I’ve never been a big superhero fan. I can count the number of superhero movies and television shows I’ve ever seen on one hand. A few years ago, I decided to give Fox’s “Gotham” a shot after seeing good reviews of it and I started to enjoy it because it worked on two levels: superhero and cop show. The cop how aspect of it worked for me, along with its talented cast. The superhero moments at times have made me roll my eyes. I’m sure I’m in a large minority here. I decided this fall to give another Fox superhero series “The Gifted” a chance. My decision was mostly because of how much I enjoyed Amy Acker’s performance on the highly underrated CBS series “Person of Interest.” I also enjoyed Stephen Moyer this past spring in Fox’s limited series “Shots Fired.”
I feel about “The Gifted” much the same way I do about “Gotham.” It works on two levels and the superhero one at times bothers me. I prefer realism in much of the fiction I watch and a mutant gene giving those that have it an individual quality that makes them different is somewhat laughable to me. I didn’t realize until I started watching the premiere of this series that it was in the ‘X-Men’ universe and while that won’t keep me from watching (I entered “Gotham” obviously knowing it was in the Batman universe) it does bother me somewhat. I was kind of hoping that “The Gifted” would be an original in its own universe, but that simply doesn’t seem to be something that happens in the superhero genre. They’re all based on previous comic book universes.
Throughout the first three episodes I can say that the main reason why I began watching this show – Amy Acker – has been somewhat disappointing because 1) she’s being underused as the worried mother of two children with the mutant gene who are being hunted like animals (that will hopefully change) 2) she’s too good for this show.
Back to the second level of “The Gifted” that works for me and will keep me going for at least the time being. It’s “us vs. them” storyline of the mutants being sought after and persecuted by the non-mutants is very relevant in our current world. I’m not sure I would’ve cared as much had the show premiered a few years ago, but in Donald Trump’s America it really does hit home. The mutants obviously work as a stand-in for any group of people being persecuted in this world. But, don’t worry too much if you don’t want politics in your TV shows because you can also easily take this simply as “mutants vs. non-mutants.” You shouldn’t. But, you can.
The show also works well on a family trying to stay together against all odds level. The mutant gene is something that can rip families apart and when Moyer and Acker’s parents find that their teenage children Lauren (Natalie Alyn Lind) and Andy (Percy Hynes White) have this gene it makes them realize that life can change in an instant and family is the most important thing.
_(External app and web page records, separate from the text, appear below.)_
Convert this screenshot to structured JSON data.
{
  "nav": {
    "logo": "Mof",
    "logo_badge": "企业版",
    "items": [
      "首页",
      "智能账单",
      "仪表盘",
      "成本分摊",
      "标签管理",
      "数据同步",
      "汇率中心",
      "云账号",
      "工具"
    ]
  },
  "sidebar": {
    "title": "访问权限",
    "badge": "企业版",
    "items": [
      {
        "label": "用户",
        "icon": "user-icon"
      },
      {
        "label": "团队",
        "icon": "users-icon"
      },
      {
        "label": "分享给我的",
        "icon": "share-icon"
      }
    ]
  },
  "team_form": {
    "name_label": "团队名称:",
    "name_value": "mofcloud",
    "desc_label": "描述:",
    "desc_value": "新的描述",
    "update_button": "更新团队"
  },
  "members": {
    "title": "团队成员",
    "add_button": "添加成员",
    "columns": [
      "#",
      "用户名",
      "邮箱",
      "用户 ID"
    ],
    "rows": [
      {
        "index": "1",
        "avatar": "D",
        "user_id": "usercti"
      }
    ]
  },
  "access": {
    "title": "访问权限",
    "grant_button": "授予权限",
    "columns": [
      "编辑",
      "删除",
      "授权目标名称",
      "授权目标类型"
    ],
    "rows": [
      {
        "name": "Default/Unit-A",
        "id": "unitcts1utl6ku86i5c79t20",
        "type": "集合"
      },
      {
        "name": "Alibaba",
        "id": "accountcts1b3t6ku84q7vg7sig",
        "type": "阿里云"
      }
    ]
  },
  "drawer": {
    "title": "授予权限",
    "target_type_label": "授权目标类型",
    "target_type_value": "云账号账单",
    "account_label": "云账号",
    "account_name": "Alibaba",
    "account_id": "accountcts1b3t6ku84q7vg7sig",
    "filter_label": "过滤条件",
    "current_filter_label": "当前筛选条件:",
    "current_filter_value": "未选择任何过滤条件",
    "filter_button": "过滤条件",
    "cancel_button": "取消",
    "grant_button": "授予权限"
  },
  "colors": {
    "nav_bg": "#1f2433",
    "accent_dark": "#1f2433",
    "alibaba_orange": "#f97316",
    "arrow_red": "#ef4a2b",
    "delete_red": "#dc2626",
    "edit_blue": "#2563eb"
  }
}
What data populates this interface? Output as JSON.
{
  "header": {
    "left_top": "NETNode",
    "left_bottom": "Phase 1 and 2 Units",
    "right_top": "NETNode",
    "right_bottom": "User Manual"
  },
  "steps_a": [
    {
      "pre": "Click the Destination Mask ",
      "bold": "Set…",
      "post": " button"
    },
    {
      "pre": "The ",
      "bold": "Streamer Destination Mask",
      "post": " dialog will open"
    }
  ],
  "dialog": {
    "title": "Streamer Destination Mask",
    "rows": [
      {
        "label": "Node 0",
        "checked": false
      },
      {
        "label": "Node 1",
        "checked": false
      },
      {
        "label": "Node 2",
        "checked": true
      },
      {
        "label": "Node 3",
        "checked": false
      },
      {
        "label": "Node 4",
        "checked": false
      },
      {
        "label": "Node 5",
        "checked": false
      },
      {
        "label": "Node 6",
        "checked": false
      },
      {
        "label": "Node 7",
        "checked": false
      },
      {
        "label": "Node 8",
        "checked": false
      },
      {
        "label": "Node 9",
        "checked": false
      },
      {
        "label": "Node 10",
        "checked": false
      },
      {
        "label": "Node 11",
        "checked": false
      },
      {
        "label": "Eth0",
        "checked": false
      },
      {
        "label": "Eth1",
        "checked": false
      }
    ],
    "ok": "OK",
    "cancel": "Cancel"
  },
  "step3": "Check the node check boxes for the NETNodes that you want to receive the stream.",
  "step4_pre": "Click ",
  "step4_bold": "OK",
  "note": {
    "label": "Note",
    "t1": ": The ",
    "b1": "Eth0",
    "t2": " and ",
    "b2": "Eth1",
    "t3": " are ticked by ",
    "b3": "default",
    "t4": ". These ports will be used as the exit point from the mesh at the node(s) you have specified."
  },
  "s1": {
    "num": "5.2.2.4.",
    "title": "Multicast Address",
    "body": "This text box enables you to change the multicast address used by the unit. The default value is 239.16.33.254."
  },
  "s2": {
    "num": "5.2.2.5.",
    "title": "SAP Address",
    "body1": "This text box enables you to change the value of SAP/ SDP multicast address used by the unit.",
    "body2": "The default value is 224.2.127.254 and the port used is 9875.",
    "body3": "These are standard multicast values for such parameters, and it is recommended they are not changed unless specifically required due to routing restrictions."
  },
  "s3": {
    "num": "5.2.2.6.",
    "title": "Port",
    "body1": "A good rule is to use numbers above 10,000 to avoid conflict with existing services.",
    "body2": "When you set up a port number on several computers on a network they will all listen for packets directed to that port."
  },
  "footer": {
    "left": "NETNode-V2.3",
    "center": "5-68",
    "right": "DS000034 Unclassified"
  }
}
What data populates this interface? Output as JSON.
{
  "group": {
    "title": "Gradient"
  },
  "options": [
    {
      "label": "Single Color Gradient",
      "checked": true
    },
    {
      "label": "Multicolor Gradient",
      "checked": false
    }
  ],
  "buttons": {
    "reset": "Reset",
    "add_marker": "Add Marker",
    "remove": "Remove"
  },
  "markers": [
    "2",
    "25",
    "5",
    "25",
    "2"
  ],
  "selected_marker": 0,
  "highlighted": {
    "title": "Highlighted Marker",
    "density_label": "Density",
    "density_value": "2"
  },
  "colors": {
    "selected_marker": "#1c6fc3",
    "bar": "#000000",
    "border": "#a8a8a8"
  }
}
I feel like most people who like superhero type shows and especially the ‘X-Men’ universe will find “The Gifted” to meet their expectations and needs. But, if you’re like me and you don’t really care about that kind of stuff there is still something worth viewing in this series and Fox and the showrunners of “The Gifted” have done a fine job in crafting a series that works on multiple levels.
“The Gifted” airs on Fox on Mondays at 8 p.m. The first three episodes can be seen on Fox OnDemand and Hulu.